Saturday, February 18, 2012

Links of Interest (2012-02-18)

Industrial policy works for smaller firms (If governments must provide investment subsidies to domestic firms, there is a much larger bang for their buck if they target small businesses rather than larger ones.)

Demand composition and the trade collapse of 2008–09 (The Great Trade Collapse was mainly caused by the crash in global demand.)

Non-tariff measures and supply chain (NTBs may add many trade costs along the supply chain and, in a world where production is fragmented across countries, they are associated with development traps.)

The figure below shows traded goods prices along the supply chain. Different policies apply to each part of the supply chain. Market distortions in international shipping specifically affect the difference between the free-on-board and cost-insurance-and-freight prices; import customs procedures then affect the landed duty-paid price; and restrictions on the size or hours of retail operations affect the difference between the wholesale and retail price.

The impact of natural disasters on developing countries' trade flows (Due to natural disasters such as earthquakes, floods, and volcanic eruptions exports of disaster-hit small developing countries decline by 22 percent and the observed impact tends to last for about three years. Exports of larger developing countries, on the other hand, are not significantly affected.)

What explains high unemployment? The aggregate demand channel (The decline in aggregate demand driven by household balance sheet shocks accounts for almost 4 million of the lost jobs from 2007 to 2009, or 65% of the lost jobs.)

Preferential trade agreements and the world trade system

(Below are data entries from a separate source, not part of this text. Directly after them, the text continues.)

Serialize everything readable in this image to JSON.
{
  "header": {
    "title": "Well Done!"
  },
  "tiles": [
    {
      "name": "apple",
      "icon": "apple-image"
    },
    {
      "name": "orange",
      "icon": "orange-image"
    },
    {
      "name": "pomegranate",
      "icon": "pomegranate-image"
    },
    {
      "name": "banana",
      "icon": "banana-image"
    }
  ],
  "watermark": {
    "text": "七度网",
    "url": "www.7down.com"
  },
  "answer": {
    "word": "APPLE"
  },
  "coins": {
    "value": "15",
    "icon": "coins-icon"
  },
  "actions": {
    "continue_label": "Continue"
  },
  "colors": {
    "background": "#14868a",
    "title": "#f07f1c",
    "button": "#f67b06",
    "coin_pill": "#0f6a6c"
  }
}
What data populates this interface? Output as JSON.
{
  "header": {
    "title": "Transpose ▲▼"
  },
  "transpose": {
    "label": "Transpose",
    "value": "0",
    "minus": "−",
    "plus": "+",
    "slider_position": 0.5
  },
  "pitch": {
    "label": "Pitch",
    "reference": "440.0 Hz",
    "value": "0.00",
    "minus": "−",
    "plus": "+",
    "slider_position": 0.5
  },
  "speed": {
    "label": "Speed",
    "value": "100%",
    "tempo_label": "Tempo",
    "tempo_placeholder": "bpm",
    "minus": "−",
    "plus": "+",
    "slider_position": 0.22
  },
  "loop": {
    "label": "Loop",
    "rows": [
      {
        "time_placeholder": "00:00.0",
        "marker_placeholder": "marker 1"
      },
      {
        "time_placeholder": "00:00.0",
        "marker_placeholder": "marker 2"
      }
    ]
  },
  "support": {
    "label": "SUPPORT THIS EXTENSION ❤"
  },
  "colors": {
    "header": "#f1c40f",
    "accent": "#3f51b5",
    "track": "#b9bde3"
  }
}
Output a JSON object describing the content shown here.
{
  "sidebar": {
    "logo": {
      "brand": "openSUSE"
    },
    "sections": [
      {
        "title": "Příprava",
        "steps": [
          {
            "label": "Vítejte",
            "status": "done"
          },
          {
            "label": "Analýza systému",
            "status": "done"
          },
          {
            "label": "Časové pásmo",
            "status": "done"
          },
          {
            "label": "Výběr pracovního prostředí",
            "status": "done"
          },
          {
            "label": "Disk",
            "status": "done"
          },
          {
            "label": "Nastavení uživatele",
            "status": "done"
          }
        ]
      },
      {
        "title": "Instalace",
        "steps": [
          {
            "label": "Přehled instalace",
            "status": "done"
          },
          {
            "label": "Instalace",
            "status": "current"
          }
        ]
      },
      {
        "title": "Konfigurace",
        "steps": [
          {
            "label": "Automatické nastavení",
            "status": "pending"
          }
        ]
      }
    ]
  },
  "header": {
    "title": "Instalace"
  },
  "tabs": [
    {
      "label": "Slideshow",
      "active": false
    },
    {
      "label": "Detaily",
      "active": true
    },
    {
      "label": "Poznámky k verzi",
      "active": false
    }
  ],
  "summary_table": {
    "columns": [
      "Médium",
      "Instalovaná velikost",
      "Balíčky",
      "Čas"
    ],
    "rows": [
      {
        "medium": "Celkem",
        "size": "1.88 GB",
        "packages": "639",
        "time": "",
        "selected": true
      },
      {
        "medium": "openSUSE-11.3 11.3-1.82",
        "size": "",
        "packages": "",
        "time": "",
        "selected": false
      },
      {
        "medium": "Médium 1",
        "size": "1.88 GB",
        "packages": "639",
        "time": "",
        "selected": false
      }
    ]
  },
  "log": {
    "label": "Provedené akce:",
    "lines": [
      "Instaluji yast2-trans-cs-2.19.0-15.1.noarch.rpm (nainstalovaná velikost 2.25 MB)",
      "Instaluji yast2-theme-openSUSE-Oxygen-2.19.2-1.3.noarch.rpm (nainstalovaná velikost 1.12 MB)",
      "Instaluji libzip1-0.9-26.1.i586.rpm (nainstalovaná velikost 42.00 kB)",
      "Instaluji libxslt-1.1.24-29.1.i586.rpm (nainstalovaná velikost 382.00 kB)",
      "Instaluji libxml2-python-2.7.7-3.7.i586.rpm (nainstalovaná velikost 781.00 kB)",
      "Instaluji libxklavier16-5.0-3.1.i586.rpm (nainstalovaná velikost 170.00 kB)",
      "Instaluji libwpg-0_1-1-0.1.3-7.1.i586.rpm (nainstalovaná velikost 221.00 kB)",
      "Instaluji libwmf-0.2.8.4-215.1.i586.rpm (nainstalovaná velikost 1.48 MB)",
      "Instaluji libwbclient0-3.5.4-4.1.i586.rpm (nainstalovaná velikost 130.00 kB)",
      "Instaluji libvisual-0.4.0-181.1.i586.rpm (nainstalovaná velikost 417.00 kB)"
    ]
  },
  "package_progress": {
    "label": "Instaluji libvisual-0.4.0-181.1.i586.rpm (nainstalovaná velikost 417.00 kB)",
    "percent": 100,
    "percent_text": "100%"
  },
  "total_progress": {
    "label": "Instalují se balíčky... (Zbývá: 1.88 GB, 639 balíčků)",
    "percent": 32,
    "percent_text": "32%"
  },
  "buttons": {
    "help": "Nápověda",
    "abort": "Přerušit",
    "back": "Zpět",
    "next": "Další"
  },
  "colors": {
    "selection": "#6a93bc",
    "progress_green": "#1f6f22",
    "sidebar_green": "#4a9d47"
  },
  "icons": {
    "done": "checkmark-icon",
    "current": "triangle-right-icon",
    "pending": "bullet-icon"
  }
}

    • Despite the proliferation of PTAs in recent years, the actual amount of liberalization that has been achieved through PTAs is actually quite limited.
    • At least a few studies point to significant trade diversion in the context of particular PTAs and thus serve as a cautionary note against casual dismissals of trade diversion as a merely theoretical concern. Equally, adverse effects on the terms-of-trade of non-member countries have also been found in the literature.
    • While the literature has found mixed results on the question of whether tariff preferences help or hurt multilateral liberalization, the picture is different with the more elastic tools of trade policy, such as antidumping duties (ADs); the use of ADs against non-members appears to have dramatically increased while the use of ADs against partner countries within PTAs has fallen.
    • Despite the rapid expansion of preferences in trade, intra-PTA trade shares are relatively small for most PTAs; multilateral remain relevant to most member countries of the WTO.

Conditional versus unconditional cash transfers in Burkina Faso

Compared with control group households, conditional cash transfers significantly increased the number of preventative health care visits during the previous year, while unconditional cash transfers did not have such an impact. For the conditional cash transfers, money given to mothers or fathers showed beneficial impacts of similar magnitude in increasing routine visits.

China's Growing Role in Africa: Myths and Facts

China’s emergence as a major player in Africa’s trade, investment, and aid has led many to question the nature of its involvement. Critics say that China is only interested in resources, its exports to Africa threaten local industries, and it is displacing Africa’s traditional partners, like the United States. True, China is a large user of commodities and has a vital interest in developing Africa’s natural resources, but it is not just on a resource hunt. Moreover, the adverse impacts on Africa of China’s increased exports, both in internal and external markets, appear to be limited to specific industries such as garments. And despite their differences in priorities and approaches, China and the United States can complement each other in some areas. Africa has much to gain if it uses its leverage wisely.

Beyond Keynesianism : Global infrastructure investments in times of crisis

As the world recovers only slowly from the 2008 financial crisis and Europe is facing a looming debt crisis, concerns have increased that the "new normal" -- a period of high unemployment, low returns on investment, high risks, and low growth -- may become protracted in advanced economies. If growth remains weak, unemployment rates and debt levels will be slow to recede. Consequently, the global recovery may continue to be fragile for years to come. What the world needs now is a growth-lifting strategy. This strategy could take the form of a global infrastructure initiative. Since debt levels are high, governments in the United States and Europe could increase demand and support growth through investments in bottleneck-releasing infrastructure projects that are self-financing. An infrastructure initiative should, however, go beyond the borders of advanced countries and include developing countries. Economic and social returns to infrastructure investments tend to be high in developing countries, which have become increasingly important drivers of global growth. At the same time, infrastructure investments require capital goods, most of which are produced in high-income countries. Scaling up infrastructure investment in developing countries could therefore help generate a virtuous cycle in support of a global recovery.